Now, on to the unfun part of my findings… . I made six beads with Lingonberry. All of them were CiM Foam encased with a thin layer of Lingonberry. (The polka dots are Reichenbach 104 Deep Black if you’re interested.) As I was cleaning the beads three of them cracked. The other three are okay at the moment but that doesn’t mean they won’t develop fractures further down the line. We shall see.

The cracks are compatibility ones as opposed to thermal ones. The photo below shows the fractures.

Handmade lampwork glass beads made with CiM Lingonberry

Obviously this only means that I found that Lingonberry has compatibility issues with Foam. It doesn’t even mean that others couldn’t combine those two glasses and create stable beads. As I always say, there are so many factors and variables involved in beadmaking – torch, working style, technique, what phase the moon is in etc – and two beadmakers can use the same two glasses but get entirely different results. So yeah, I got cracked beads but that doesn’t mean you will; I’m just telling you what I found.

The beads were photographed indoors in natural daylight.

Friday, 9 April 2021

CiM Testing: Scotch Broom

Handmade lampwork glass beads made with Creation is Messy Scotch Broom

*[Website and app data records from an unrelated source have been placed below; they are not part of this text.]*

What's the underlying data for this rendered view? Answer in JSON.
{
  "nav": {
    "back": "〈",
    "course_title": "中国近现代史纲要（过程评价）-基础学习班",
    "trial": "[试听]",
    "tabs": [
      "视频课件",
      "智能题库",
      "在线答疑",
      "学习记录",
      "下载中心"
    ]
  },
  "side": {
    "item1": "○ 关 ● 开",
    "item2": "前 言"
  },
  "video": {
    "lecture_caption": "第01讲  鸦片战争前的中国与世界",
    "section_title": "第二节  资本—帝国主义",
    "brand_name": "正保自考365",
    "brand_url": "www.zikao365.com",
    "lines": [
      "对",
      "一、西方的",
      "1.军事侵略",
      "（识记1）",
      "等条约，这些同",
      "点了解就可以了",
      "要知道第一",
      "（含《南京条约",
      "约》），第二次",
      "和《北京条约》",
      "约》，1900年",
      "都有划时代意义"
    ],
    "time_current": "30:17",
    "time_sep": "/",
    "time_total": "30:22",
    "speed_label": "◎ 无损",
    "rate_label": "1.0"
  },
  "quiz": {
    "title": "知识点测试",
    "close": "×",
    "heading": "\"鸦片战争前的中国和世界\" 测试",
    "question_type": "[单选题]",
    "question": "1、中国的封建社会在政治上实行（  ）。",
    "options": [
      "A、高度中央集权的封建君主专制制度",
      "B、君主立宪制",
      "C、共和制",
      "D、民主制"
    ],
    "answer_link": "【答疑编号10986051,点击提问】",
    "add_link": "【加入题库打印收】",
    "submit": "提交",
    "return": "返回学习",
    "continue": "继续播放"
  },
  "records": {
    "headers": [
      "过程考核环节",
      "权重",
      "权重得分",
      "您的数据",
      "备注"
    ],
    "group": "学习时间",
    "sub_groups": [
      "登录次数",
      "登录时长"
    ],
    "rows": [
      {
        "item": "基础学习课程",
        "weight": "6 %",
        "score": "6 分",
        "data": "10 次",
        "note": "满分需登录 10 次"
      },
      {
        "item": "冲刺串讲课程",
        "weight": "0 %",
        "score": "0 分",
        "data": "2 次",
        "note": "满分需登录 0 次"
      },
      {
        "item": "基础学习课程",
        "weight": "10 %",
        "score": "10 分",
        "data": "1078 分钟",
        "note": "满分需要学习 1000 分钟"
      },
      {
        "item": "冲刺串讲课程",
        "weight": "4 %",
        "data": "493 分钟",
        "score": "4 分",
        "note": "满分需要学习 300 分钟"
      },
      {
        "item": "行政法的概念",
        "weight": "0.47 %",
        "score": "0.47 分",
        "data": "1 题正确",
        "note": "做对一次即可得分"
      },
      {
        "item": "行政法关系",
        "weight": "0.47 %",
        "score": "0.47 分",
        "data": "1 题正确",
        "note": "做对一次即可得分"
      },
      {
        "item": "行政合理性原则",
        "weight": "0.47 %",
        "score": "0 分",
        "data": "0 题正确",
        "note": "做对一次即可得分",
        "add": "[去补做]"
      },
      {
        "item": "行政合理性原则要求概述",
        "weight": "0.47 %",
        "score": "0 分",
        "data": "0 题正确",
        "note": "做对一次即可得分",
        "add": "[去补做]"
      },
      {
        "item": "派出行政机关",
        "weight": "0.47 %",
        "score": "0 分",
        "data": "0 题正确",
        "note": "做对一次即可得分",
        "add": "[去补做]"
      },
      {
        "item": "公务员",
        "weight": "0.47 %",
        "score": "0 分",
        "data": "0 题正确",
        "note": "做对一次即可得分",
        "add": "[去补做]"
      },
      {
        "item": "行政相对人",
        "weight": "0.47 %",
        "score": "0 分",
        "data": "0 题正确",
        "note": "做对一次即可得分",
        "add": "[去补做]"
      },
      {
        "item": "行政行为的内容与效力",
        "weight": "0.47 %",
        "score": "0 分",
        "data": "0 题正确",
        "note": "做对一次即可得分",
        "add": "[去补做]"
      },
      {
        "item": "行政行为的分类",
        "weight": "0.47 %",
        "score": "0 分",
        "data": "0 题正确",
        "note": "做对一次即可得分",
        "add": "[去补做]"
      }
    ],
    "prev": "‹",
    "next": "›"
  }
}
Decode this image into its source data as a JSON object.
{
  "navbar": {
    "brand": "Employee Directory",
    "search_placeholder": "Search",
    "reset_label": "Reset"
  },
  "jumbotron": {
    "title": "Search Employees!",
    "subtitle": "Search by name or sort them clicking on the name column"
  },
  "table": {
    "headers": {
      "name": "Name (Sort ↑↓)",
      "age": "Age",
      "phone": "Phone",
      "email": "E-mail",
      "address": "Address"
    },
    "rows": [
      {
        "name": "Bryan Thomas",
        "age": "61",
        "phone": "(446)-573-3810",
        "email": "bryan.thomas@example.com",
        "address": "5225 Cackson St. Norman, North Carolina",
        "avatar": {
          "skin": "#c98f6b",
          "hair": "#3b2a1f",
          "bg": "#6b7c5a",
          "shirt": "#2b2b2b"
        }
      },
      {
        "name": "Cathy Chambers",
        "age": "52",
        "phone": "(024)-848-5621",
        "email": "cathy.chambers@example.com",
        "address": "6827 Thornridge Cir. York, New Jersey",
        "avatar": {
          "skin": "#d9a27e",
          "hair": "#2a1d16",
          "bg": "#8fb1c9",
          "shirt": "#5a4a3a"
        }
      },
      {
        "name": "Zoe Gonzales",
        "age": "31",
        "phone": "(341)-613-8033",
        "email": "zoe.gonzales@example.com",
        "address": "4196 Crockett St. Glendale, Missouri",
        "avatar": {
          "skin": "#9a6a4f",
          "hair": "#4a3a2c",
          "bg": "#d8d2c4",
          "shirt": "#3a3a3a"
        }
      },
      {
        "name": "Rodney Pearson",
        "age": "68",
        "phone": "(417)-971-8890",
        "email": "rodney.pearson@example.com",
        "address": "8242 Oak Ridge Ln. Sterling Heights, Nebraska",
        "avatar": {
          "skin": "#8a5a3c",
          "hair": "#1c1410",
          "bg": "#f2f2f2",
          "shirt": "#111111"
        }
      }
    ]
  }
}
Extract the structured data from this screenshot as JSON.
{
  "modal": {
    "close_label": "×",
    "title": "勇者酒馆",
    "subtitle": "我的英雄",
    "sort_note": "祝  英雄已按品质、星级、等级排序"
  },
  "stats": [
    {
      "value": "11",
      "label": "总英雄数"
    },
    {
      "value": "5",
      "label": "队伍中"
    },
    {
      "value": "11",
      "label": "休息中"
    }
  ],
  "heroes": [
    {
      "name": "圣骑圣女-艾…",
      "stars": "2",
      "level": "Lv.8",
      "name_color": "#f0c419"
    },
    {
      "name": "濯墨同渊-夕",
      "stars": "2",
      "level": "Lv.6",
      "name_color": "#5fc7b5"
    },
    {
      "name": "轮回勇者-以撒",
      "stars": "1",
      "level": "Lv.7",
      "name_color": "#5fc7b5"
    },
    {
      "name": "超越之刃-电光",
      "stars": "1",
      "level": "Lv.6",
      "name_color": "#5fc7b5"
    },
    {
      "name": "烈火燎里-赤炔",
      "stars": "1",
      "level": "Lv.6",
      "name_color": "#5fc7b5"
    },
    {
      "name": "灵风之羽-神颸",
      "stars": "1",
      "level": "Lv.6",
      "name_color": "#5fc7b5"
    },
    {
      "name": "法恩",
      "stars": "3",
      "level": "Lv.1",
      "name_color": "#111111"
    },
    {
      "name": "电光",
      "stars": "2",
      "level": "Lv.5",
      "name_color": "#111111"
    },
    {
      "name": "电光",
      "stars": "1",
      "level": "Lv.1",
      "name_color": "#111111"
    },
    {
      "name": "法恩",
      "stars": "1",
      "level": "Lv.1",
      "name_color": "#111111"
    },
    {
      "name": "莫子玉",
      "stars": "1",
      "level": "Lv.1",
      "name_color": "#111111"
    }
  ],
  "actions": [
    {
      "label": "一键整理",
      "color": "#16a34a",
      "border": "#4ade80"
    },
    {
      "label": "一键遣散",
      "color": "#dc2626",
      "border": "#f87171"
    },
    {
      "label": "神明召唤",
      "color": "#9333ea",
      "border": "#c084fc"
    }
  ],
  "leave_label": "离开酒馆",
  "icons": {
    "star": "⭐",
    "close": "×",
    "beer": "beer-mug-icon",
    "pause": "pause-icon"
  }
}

CiM describe Scotch Broom as a transparent yellow but I’d say it’s more translucent. It’s my favourite kind of yellow; a warm, rich mango one.

Handmade lampwork glass beads made with Creation is Messy Scotch Broom

The glass is very well-behaved. It does require a little bit of striking to get an even colour but a waft through the cool part of the flame as a final step is all that is required to do this.

Handmade lampwork glass beads made with Creation is Messy Scotch Broom

These beads are CiM Foam (white) encased with a thin layer of Scotch Broom. The polka dots are Reichenbach 104 Deep Black and the spacers are Effetre Black 064.

Handmade lampwork glass beads made with Creation is Messy Scotch Broom

Scotch Broom is a delicious-looking glass and I do hope I’ll be able to get my hands on some.

All beads were photographed indoors in natural daylight.